TASK DETAILS:
Each entry is to be printed again word for word.

········

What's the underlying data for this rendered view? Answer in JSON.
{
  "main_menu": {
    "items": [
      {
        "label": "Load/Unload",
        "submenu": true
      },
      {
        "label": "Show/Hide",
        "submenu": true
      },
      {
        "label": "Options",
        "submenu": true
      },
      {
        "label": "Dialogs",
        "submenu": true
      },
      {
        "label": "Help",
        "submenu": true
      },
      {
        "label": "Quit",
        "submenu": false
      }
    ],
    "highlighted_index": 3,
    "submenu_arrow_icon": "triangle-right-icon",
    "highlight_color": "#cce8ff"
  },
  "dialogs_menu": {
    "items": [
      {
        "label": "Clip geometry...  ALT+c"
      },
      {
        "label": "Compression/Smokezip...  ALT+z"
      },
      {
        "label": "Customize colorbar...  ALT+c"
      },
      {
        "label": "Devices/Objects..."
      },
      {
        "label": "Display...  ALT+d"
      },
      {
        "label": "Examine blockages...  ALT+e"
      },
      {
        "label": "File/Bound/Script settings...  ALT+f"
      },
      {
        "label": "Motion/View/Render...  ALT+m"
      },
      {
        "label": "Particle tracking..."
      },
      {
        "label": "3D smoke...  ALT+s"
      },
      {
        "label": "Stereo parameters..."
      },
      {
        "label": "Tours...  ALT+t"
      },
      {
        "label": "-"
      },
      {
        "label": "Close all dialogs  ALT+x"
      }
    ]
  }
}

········

YOUR RESPONSE:
What's the underlying data for this rendered view? Answer in JSON.
{
  "main_menu": {
    "items": [
      {
        "label": "Load/Unload",
        "submenu": true
      },
      {
        "label": "Show/Hide",
        "submenu": true
      },
      {
        "label": "Options",
        "submenu": true
      },
      {
        "label": "Dialogs",
        "submenu": true
      },
      {
        "label": "Help",
        "submenu": true
      },
      {
        "label": "Quit",
        "submenu": false
      }
    ],
    "highlighted_index": 3,
    "submenu_arrow_icon": "triangle-right-icon",
    "highlight_color": "#cce8ff"
  },
  "dialogs_menu": {
    "items": [
      {
        "label": "Clip geometry...  ALT+c"
      },
      {
        "label": "Compression/Smokezip...  ALT+z"
      },
      {
        "label": "Customize colorbar...  ALT+c"
      },
      {
        "label": "Devices/Objects..."
      },
      {
        "label": "Display...  ALT+d"
      },
      {
        "label": "Examine blockages...  ALT+e"
      },
      {
        "label": "File/Bound/Script settings...  ALT+f"
      },
      {
        "label": "Motion/View/Render...  ALT+m"
      },
      {
        "label": "Particle tracking..."
      },
      {
        "label": "3D smoke...  ALT+s"
      },
      {
        "label": "Stereo parameters..."
      },
      {
        "label": "Tours...  ALT+t"
      },
      {
        "label": "-"
      },
      {
        "label": "Close all dialogs  ALT+x"
      }
    ]
  }
}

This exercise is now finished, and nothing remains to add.